Data provided —
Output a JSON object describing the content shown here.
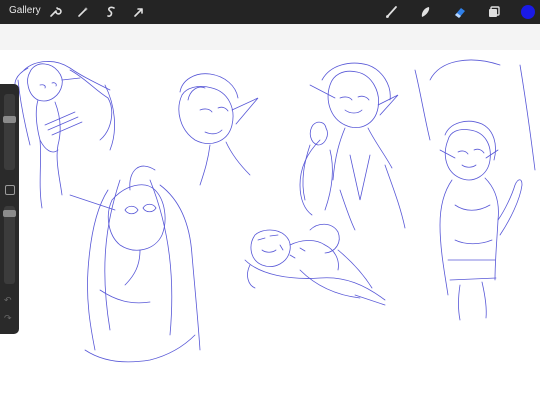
{
  "toolbar": {
    "gallery_label": "Gallery",
    "icons_left": [
      "wrench-icon",
      "magic-wand-icon",
      "selection-icon",
      "transform-arrow-icon"
    ],
    "icons_right": [
      "brush-icon",
      "smudge-icon",
      "eraser-icon",
      "layers-icon",
      "color-swatch-icon"
    ],
    "active_tool": "eraser",
    "current_color": "#1a1ae6"
  },
  "sidebar": {
    "brush_size_label": "",
    "opacity_label": ""
  },
  "colors": {
    "sketch_ink": "#3a3ad0",
    "toolbar_bg": "#242424"
  }
}
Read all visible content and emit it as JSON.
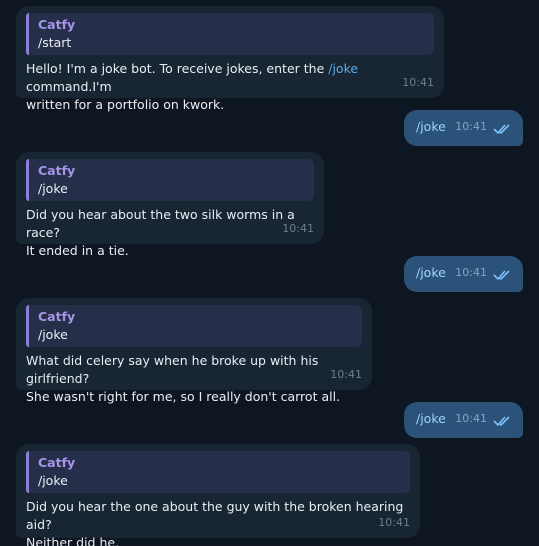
{
  "colors": {
    "background": "#0e1621",
    "incoming_bubble": "#182533",
    "outgoing_bubble": "#2b5278",
    "reply_bar": "#8f7ed8",
    "reply_name": "#a695e7",
    "link": "#5fa8e4"
  },
  "messages": [
    {
      "reply_name": "Catfy",
      "reply_text": "/start",
      "text_before": "Hello! I'm a joke bot. To receive jokes, enter the ",
      "link": "/joke",
      "text_after": " command.I'm\nwritten for a portfolio on kwork.",
      "time": "10:41"
    },
    {
      "out_text": "/joke",
      "time": "10:41",
      "status_icon": "double-check-icon"
    },
    {
      "reply_name": "Catfy",
      "reply_text": "/joke",
      "text": "Did you hear about the two silk worms in a race?\nIt ended in a tie.",
      "time": "10:41"
    },
    {
      "out_text": "/joke",
      "time": "10:41",
      "status_icon": "double-check-icon"
    },
    {
      "reply_name": "Catfy",
      "reply_text": "/joke",
      "text": "What did celery say when he broke up with his girlfriend?\nShe wasn't right for me, so I really don't carrot all.",
      "time": "10:41"
    },
    {
      "out_text": "/joke",
      "time": "10:41",
      "status_icon": "double-check-icon"
    },
    {
      "reply_name": "Catfy",
      "reply_text": "/joke",
      "text": "Did you hear the one about the guy with the broken hearing aid?\nNeither did he.",
      "time": "10:41"
    }
  ]
}
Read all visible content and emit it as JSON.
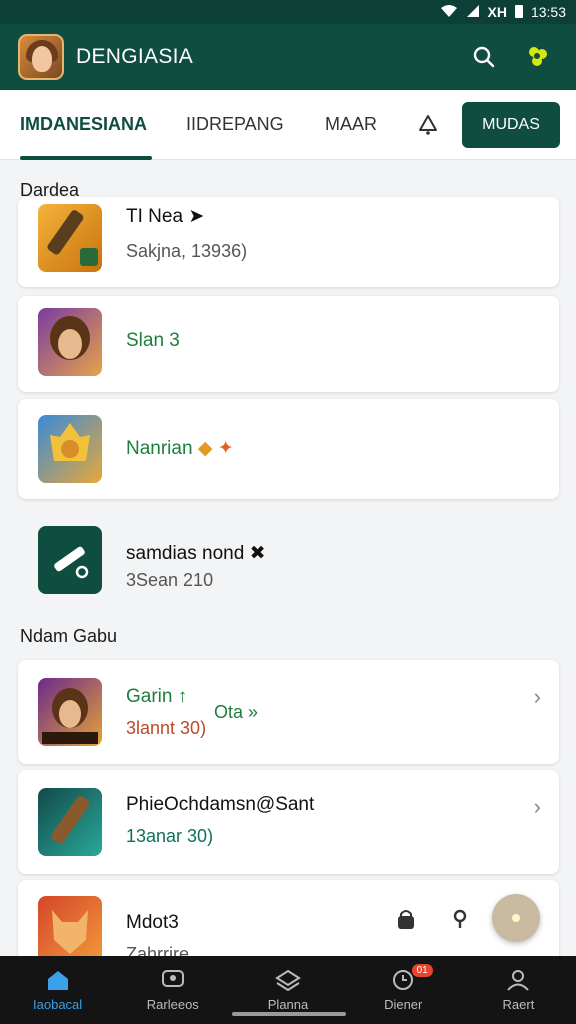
{
  "status": {
    "time": "13:53",
    "net": "XH"
  },
  "header": {
    "title": "DENGIASIA"
  },
  "tabs": [
    {
      "label": "IMDANESIANA"
    },
    {
      "label": "IIDREPANG"
    },
    {
      "label": "MAAR"
    }
  ],
  "tab_button": "MUDAS",
  "sections": {
    "first": "Dardea",
    "second": "Ndam Gabu"
  },
  "items": [
    {
      "title": "TI Nea",
      "sub": "Sakjna, 13936)"
    },
    {
      "title": "Slan 3"
    },
    {
      "title": "Nanrian"
    },
    {
      "title": "samdias  nond",
      "sub": "3Sean 210"
    },
    {
      "title": "Garin",
      "extra": "Ota",
      "sub": "3lannt 30)"
    },
    {
      "title": "PhieOchdamsn@Sant",
      "sub": "13anar 30)"
    },
    {
      "title": "Mdot3",
      "sub": "Zahrrire"
    }
  ],
  "nav": [
    {
      "label": "Iaobacal"
    },
    {
      "label": "Rarleeos"
    },
    {
      "label": "Planna"
    },
    {
      "label": "Diener",
      "badge": "01"
    },
    {
      "label": "Raert"
    }
  ],
  "colors": {
    "primary": "#0f4d40",
    "accent": "#3aa0e8"
  }
}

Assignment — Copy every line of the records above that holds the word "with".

Reply —
      "text": "What did celery say when he broke up with his girlfriend?\nShe wasn't right for me, so I really don't carrot all.",
      "text": "Did you hear the one about the guy with the broken hearing aid?\nNeither did he.",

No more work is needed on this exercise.